Recent decision from the Supreme Court of Wisconsin
A recent decision from the Supreme Court of Wisconsin could change the landscape of our current process for like-parents to receive visitation rights. In order to better understand how the landscape may be affected, I will briefly review the case and its outcome.
The case is in question is Michels v. Lyons which was published on May 24, 2019 by the Wisconsin Supreme Court. See Michels v. Lyons (In re A.A.L), 2019 WI 57, 927 N.W.2d 486. In Michels, the paternal grandmother of a child intervened in a paternity action requesting grandparent visitation pursuant to Wis. Stat. §767.43. Michels at P5.
Both parents sought to decrease the grandmother’s visitation time due to strain on the child’s schedule and questionable decisions that the grandmother made with the child These decisions included letting the 4-year-old child have a sip of alcohol and letting the child ride a horse without a helmet. The grandmother received explicit instructions to have the child wear the helmet. Id.
The petitioning grandmother also requested a visitation period of a full week. She and the child would travel to Disney World. Trial court awarded the visitation in favor of the paternal grandmother, even though both parents were deemed fit. Id. at P7.
The Wisconsin Supreme Court overturned the lower court’s holding. The basis of this decision was that parents have a fundamental liberty interest to raise their children in a manner the parents see fit. Michels at P15. The rule instituted by the Court is that in a case where a grandparent moves for visitation contrary to the wishes of a fit parent, the grandparent must show by clear and convincing evidence that the parent’s decision to resist visitation is contrary to the best interest of the child. Id. at P36.
Potential implications on visitation rights
This decision is extremely new, so we have yet to see how expansive the decision will be. The decision could certainly impact future cases for like-parents. For example, this specific court case dealt with two fit parents who resisted the visitation motion. What if only one fit parent contests the role of a grandparent and the other fit parent joins in the motion? Another interesting question is what constitutes a fit parent? Often this is assumed in the law. The only case with a clear finding of unfitness is a termination of parental rights. Will we need to determine the fitness of a parent before reviewing a visitation order? Future case law may be necessary to address these issues.
A shift in procedure for grandparent visitation cases

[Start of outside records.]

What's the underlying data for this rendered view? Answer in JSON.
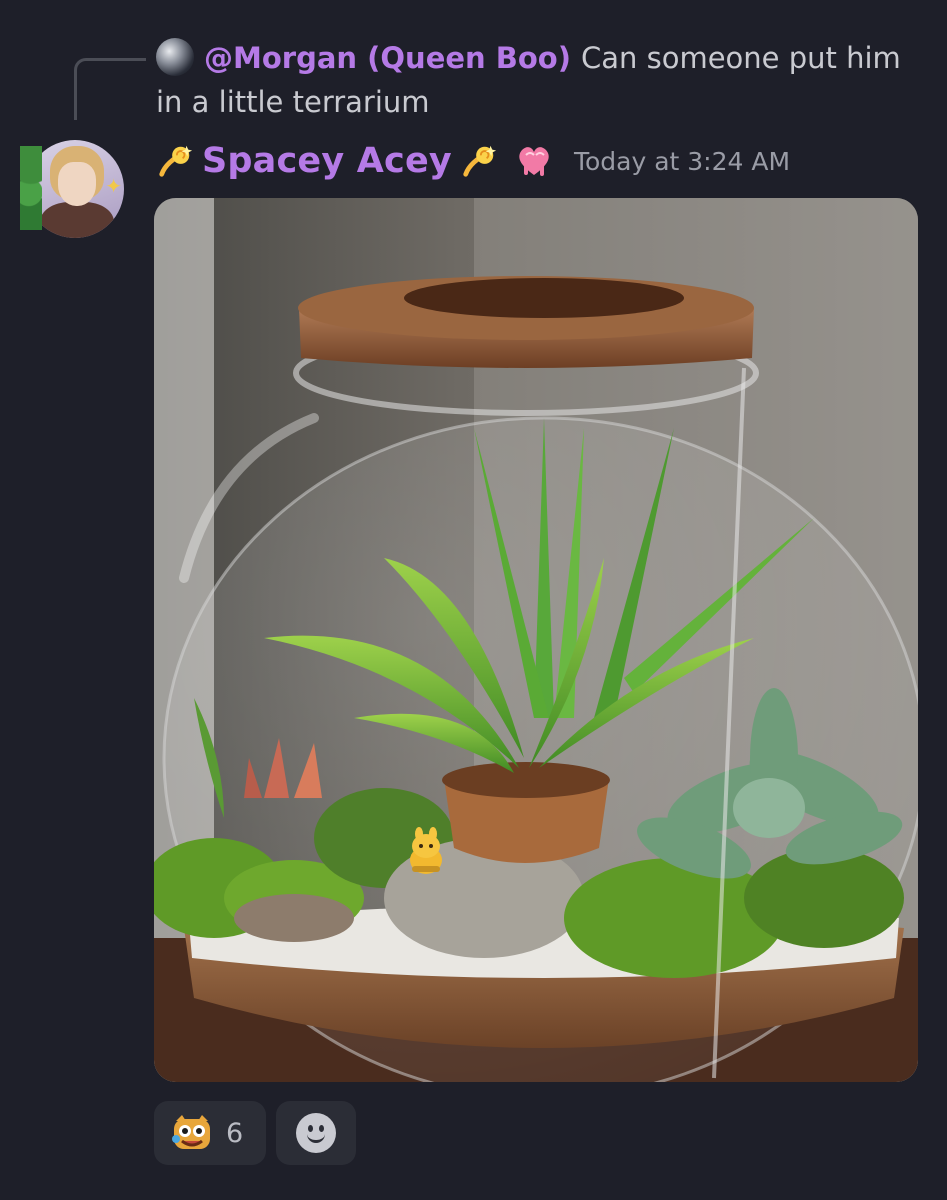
{
  "reply": {
    "author": "@Morgan (Queen Boo)",
    "text": "Can someone put him in a little terrarium"
  },
  "message": {
    "author": "Spacey Acey",
    "timestamp": "Today at 3:24 AM",
    "author_color": "#b57ae6",
    "decorations": [
      "dizzy-emoji",
      "dizzy-emoji",
      "melting-heart-emoji"
    ]
  },
  "attachment": {
    "kind": "image",
    "subject": "glass jar terrarium with wooden lid, plants, moss, stones and a small yellow creature"
  },
  "reactions": [
    {
      "emoji": "custom-emoji",
      "count": "6"
    },
    {
      "emoji": "add-reaction-icon"
    }
  ]
}
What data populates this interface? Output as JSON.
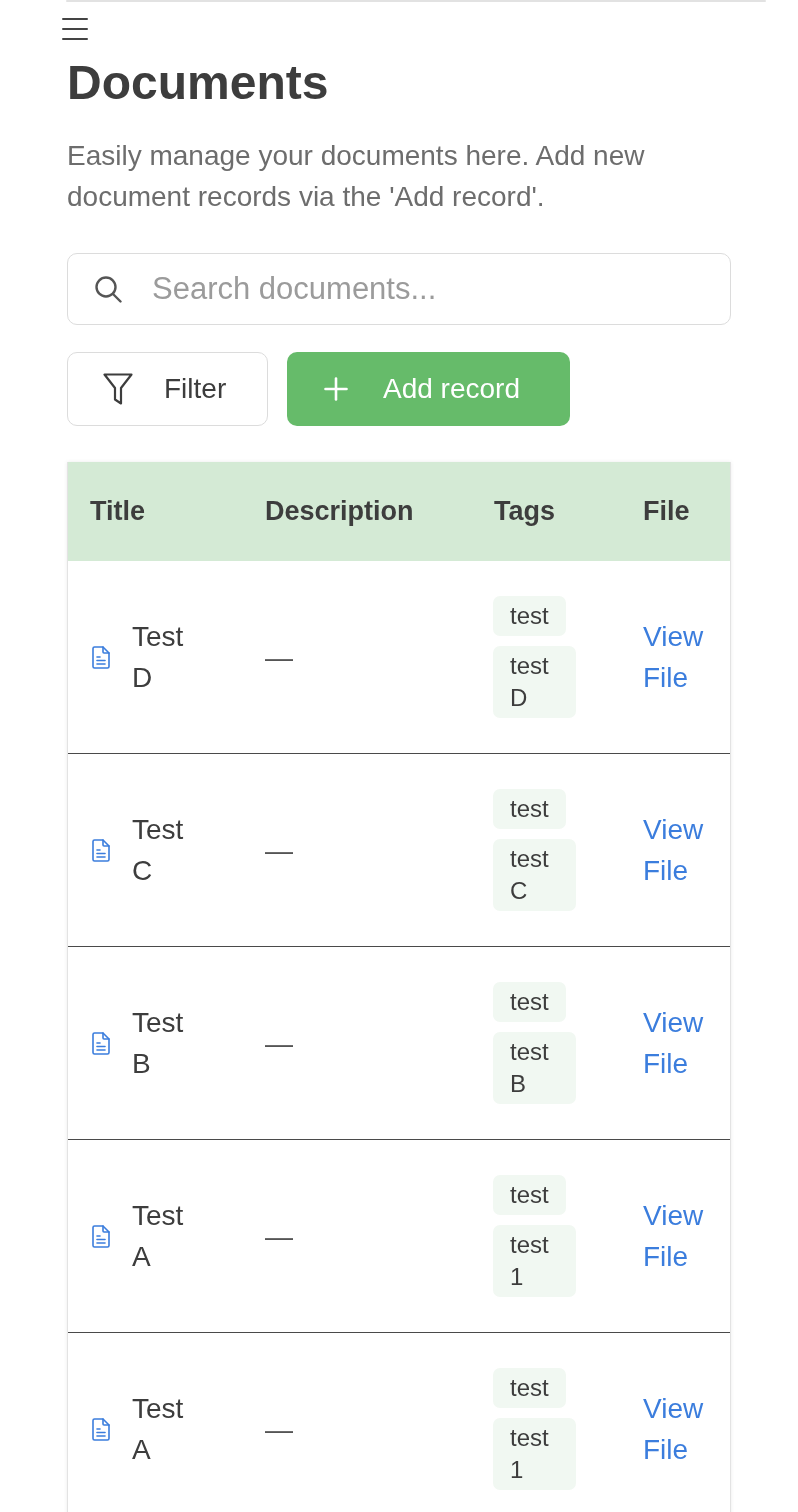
{
  "page": {
    "title": "Documents",
    "description": "Easily manage your documents here. Add new document records via the 'Add record'."
  },
  "search": {
    "placeholder": "Search documents..."
  },
  "toolbar": {
    "buttons": [
      {
        "kind": "filter",
        "label": "Filter"
      },
      {
        "kind": "add",
        "label": "Add record"
      }
    ]
  },
  "table": {
    "columns": [
      "Title",
      "Description",
      "Tags",
      "File"
    ],
    "rows": [
      {
        "title": "Test D",
        "description": "—",
        "tags": [
          "test",
          "test D"
        ],
        "file": "View File"
      },
      {
        "title": "Test C",
        "description": "—",
        "tags": [
          "test",
          "test C"
        ],
        "file": "View File"
      },
      {
        "title": "Test B",
        "description": "—",
        "tags": [
          "test",
          "test B"
        ],
        "file": "View File"
      },
      {
        "title": "Test A",
        "description": "—",
        "tags": [
          "test",
          "test 1"
        ],
        "file": "View File"
      },
      {
        "title": "Test A",
        "description": "—",
        "tags": [
          "test",
          "test 1"
        ],
        "file": "View File"
      }
    ]
  }
}
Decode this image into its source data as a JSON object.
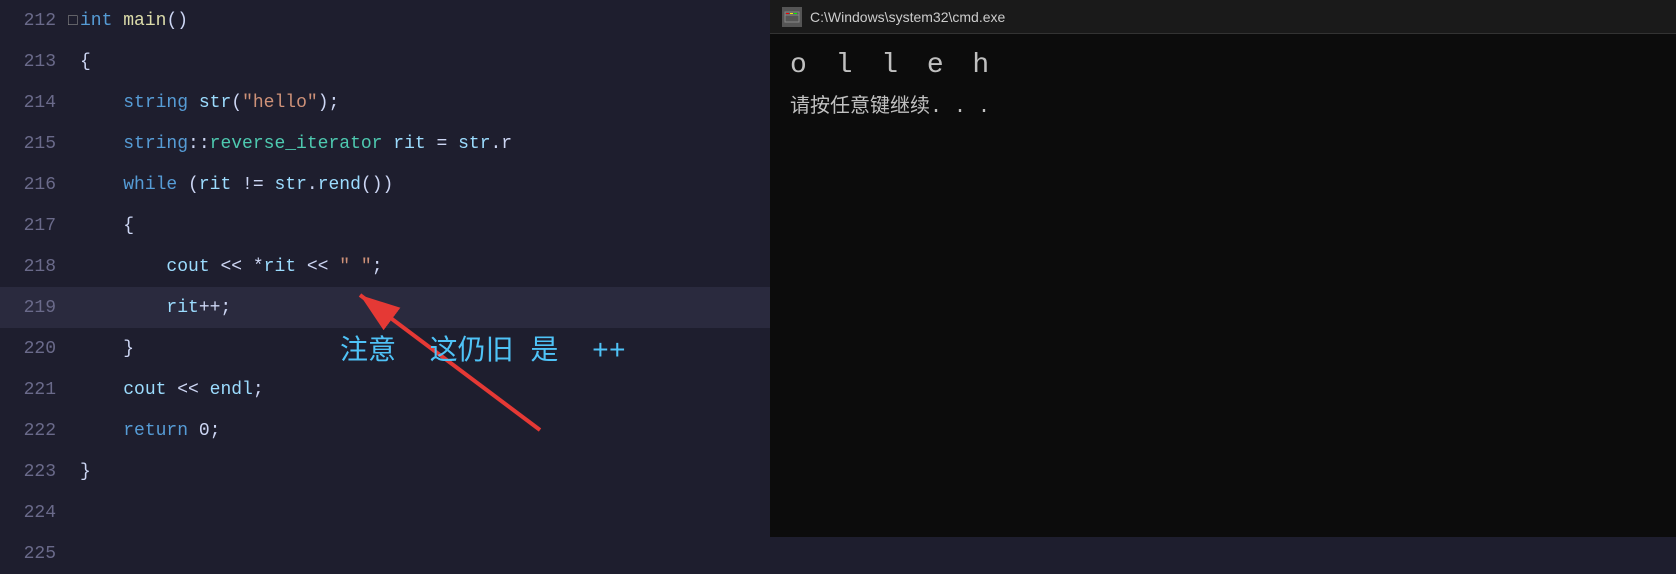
{
  "editor": {
    "lines": [
      {
        "number": "212",
        "indicator": "□",
        "indicatorActive": false,
        "content": [
          {
            "text": "int ",
            "class": "kw"
          },
          {
            "text": "main",
            "class": "fn"
          },
          {
            "text": "()",
            "class": "plain"
          }
        ]
      },
      {
        "number": "213",
        "indicator": " ",
        "indicatorActive": false,
        "content": [
          {
            "text": "{",
            "class": "plain"
          }
        ]
      },
      {
        "number": "214",
        "indicator": " ",
        "indicatorActive": false,
        "content": [
          {
            "text": "    string ",
            "class": "kw"
          },
          {
            "text": "str",
            "class": "varname"
          },
          {
            "text": "(",
            "class": "plain"
          },
          {
            "text": "\"hello\"",
            "class": "str"
          },
          {
            "text": ");",
            "class": "plain"
          }
        ]
      },
      {
        "number": "215",
        "indicator": " ",
        "indicatorActive": false,
        "content": [
          {
            "text": "    string::",
            "class": "kw"
          },
          {
            "text": "reverse_iterator ",
            "class": "type"
          },
          {
            "text": "rit = str.r",
            "class": "plain"
          }
        ]
      },
      {
        "number": "216",
        "indicator": " ",
        "indicatorActive": false,
        "content": [
          {
            "text": "    while",
            "class": "kw"
          },
          {
            "text": " (rit != str.",
            "class": "plain"
          },
          {
            "text": "rend",
            "class": "method"
          },
          {
            "text": "())",
            "class": "plain"
          }
        ]
      },
      {
        "number": "217",
        "indicator": " ",
        "indicatorActive": false,
        "content": [
          {
            "text": "    {",
            "class": "plain"
          }
        ]
      },
      {
        "number": "218",
        "indicator": " ",
        "indicatorActive": false,
        "content": [
          {
            "text": "        cout",
            "class": "varname"
          },
          {
            "text": " << *rit << ",
            "class": "plain"
          },
          {
            "text": "\" \"",
            "class": "str"
          },
          {
            "text": ";",
            "class": "plain"
          }
        ]
      },
      {
        "number": "219",
        "indicator": " ",
        "indicatorActive": true,
        "highlighted": true,
        "content": [
          {
            "text": "        rit++;",
            "class": "plain"
          }
        ]
      },
      {
        "number": "220",
        "indicator": " ",
        "indicatorActive": false,
        "content": [
          {
            "text": "    }",
            "class": "plain"
          }
        ]
      },
      {
        "number": "221",
        "indicator": " ",
        "indicatorActive": false,
        "content": [
          {
            "text": "    cout",
            "class": "varname"
          },
          {
            "text": " << endl;",
            "class": "plain"
          }
        ]
      },
      {
        "number": "222",
        "indicator": " ",
        "indicatorActive": false,
        "content": [
          {
            "text": "    return ",
            "class": "kw"
          },
          {
            "text": "0;",
            "class": "plain"
          }
        ]
      },
      {
        "number": "223",
        "indicator": " ",
        "indicatorActive": false,
        "content": [
          {
            "text": "}",
            "class": "plain"
          }
        ]
      },
      {
        "number": "224",
        "indicator": " ",
        "indicatorActive": false,
        "content": []
      },
      {
        "number": "225",
        "indicator": " ",
        "indicatorActive": false,
        "content": []
      }
    ]
  },
  "cmd": {
    "title": "C:\\Windows\\system32\\cmd.exe",
    "output_large": "o l l e h",
    "prompt_text": "请按任意键继续. . ."
  },
  "annotation": {
    "text": "注意  这仍旧 是  ++"
  },
  "arrow": {
    "color": "#e53935"
  }
}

The biggest take-away from the Michels decision is that a grandparent should be prepared to present evidence not only as to why visitation should occur, but why not having visitation is contrary to the best interest of the child. This evidence should be strong since it is at the highest burden of proof allowed in civil law. Previously, these family members merely needed to prove a relationship and that the relationship is in the best interest of the child. Typically, this required a lower burden of proof.
How to navigate the recent Supreme Court decision
In light of the Michels decision, it is more important than ever to talk to a family law attorney. Perhaps you are a parent contesting the visitation of a like-parent. Maybe you are a grandparent hoping to find out your rights. An attorney will help you navigate your unique situation and potential outcomes. In addition, an attorney can present a strong legal case in court. For guidance in these matters, contact me for a free initial consultation.
About Us: Attorney Devin Shanley is the approachable expert clients can trust. A native of Green Bay, Wisconsin, Devin has been developing legal solutions in his beloved hometown since 2012. Married to Mo and dad to two rambunctious kids, he has a soft spot for the Green Bay Packers, grilling out, and playing with his kids. His areas of practice are Estate Planning, Family Law, Business Law, and Non-Profit Organization Law. Schedule your free consultation by calling 920-471-4337.